Got to see a spectacular sunset from a location & time not available to cruise ships. All this in the company of locals. I could only get a 4 person "stateroom" for just myself. I would love to see the 4 people that could survive each other in that small space. These ferries are not luxurious. Some people just sleep in lounge chairs, some pitch tents on deck. It was a blast for me.
Charlie thanks you for the updated info. If I head back that way, I will investigate this option, as it sounds like a great way to go. I am NOT a big fan of large cruise ships. In fact even the Royal Clipper with 270 passengers was too many people for me.

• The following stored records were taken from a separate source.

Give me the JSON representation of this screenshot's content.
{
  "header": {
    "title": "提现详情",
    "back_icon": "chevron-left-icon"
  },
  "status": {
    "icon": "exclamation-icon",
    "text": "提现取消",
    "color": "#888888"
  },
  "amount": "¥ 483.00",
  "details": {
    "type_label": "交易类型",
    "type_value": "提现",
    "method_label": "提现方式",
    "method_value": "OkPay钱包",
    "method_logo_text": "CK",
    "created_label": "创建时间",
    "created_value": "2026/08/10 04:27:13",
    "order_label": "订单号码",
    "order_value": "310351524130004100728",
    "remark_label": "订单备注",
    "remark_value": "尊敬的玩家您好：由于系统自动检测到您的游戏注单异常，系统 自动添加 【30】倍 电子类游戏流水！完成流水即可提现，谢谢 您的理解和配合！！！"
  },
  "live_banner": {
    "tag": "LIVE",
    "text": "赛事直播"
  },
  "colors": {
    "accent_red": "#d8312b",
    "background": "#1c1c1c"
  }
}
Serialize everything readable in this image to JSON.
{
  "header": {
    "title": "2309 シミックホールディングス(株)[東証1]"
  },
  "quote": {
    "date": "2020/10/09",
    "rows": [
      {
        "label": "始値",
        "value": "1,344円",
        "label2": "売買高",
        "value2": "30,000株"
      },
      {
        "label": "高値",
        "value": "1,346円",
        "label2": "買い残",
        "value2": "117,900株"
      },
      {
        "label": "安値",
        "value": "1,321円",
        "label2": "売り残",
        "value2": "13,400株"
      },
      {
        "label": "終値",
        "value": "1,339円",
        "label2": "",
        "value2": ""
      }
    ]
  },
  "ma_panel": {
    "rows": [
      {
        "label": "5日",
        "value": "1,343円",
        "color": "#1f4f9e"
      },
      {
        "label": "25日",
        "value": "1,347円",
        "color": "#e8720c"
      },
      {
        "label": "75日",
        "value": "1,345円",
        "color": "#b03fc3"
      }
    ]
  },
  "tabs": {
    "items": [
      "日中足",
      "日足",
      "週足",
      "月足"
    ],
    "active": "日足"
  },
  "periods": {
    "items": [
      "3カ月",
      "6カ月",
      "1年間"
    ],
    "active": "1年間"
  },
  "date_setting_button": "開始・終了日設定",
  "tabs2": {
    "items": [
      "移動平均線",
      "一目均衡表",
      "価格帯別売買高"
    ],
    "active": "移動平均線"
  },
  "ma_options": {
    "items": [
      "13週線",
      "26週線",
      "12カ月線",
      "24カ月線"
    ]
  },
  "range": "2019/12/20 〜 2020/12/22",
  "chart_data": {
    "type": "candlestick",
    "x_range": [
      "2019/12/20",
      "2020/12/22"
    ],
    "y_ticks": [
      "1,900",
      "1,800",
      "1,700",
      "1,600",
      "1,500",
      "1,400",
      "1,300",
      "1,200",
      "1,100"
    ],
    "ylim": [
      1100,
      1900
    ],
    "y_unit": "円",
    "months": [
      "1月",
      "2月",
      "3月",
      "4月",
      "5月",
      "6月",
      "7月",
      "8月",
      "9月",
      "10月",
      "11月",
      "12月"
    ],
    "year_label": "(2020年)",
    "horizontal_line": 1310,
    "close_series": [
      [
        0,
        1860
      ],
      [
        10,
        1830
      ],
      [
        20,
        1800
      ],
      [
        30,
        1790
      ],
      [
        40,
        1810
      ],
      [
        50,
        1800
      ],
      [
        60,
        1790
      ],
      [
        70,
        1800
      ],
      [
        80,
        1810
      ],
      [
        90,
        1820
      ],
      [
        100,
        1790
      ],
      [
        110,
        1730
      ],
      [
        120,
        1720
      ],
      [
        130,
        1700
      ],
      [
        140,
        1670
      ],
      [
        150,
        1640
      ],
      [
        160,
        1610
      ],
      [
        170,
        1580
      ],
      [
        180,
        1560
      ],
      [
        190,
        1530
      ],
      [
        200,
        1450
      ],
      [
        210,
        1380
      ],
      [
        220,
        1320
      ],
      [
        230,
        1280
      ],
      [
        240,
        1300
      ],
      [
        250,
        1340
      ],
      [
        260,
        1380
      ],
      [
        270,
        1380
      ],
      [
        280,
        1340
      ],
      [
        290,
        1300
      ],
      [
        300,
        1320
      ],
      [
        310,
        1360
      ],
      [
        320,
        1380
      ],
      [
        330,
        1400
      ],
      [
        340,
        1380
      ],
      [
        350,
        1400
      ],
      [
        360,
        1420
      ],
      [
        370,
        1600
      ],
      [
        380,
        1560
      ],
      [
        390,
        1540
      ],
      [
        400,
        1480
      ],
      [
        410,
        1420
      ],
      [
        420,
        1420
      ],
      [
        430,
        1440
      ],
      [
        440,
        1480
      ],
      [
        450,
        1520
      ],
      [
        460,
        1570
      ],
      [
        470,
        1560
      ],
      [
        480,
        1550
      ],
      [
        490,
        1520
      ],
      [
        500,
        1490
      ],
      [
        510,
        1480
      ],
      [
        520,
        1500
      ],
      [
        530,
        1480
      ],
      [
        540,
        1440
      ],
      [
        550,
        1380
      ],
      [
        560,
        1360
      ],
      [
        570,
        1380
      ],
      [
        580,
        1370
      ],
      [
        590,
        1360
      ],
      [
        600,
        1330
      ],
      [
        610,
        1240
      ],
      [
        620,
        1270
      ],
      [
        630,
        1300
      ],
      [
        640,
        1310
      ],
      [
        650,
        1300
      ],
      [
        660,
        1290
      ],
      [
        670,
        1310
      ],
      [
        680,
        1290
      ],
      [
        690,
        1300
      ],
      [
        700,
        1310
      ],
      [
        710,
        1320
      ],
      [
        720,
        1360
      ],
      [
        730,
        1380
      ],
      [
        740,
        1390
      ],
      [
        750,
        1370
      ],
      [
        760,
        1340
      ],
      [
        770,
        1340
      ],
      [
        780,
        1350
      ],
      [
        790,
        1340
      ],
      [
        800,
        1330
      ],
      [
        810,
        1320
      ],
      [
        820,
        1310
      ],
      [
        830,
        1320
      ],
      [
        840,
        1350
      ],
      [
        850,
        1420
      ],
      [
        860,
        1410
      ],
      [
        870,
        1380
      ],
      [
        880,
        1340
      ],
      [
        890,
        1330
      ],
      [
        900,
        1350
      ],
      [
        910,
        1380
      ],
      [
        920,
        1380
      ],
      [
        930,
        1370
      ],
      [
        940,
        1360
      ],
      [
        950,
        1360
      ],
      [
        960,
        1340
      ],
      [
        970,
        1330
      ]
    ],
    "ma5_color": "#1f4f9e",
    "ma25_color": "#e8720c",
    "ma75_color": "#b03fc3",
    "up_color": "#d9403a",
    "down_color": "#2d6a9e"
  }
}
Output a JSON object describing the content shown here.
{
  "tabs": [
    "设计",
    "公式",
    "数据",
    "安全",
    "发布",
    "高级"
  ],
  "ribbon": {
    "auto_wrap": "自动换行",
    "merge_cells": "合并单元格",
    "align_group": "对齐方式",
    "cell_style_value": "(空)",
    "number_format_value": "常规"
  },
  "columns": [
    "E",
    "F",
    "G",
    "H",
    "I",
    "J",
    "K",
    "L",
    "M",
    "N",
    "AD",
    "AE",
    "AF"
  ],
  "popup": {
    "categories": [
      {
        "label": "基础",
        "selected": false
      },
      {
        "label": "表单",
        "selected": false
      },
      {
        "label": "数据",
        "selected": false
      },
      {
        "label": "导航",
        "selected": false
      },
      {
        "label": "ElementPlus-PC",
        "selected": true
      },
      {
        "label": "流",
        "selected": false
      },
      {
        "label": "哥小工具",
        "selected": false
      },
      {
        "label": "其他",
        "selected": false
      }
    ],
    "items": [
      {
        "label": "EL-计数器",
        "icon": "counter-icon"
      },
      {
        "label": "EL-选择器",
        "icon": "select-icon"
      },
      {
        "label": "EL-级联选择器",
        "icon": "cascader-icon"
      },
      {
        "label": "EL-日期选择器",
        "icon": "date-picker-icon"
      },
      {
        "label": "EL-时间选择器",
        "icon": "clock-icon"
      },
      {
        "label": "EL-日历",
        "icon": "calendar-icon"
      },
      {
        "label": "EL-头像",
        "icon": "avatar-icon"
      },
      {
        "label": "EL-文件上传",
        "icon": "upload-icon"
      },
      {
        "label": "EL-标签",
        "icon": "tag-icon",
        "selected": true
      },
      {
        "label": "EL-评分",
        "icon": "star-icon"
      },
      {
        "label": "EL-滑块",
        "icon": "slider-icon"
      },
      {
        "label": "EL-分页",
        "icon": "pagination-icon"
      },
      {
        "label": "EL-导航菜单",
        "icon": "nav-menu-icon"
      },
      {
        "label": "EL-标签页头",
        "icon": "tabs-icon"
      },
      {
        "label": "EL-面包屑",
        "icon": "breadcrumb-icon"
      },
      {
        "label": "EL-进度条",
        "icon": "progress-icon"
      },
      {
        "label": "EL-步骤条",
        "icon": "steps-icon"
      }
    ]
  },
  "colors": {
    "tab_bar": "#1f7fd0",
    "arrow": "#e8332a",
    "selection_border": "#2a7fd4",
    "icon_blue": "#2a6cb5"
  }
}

I did a number of things to bring out the best in the image. My usual routine is to check my selection of Picture Control and white balance, set B&W points, check contrast, capture sharpen and then look at the image for selective enhancements. In this case I added a polarization filter, lightened up the left of the ship a bit, both with a color control point and reflector effects, straightened the horizon (I just rechecked that and it was right on), used a variable ND filter to darken the sky slightly, but not much and then did a final sharpening. I tend to work on my images one at a time. I do not batch my processing as I don't believe in formula type processing, as I feel each image needs a careful review of what is right and wrong with the image and only selective processing is going to bring out the best and suppress the worst in an image. I also sometimes will play with an image using a variety of tools if I am trying to achieve some special look to enhance the drama of an image, though that I not often. I usually spend about 5 to 10 minutes max per image, usually closer to the 5 rather than the 10. If I have to make a trip to Photoshop then I am on the 10+ side of things.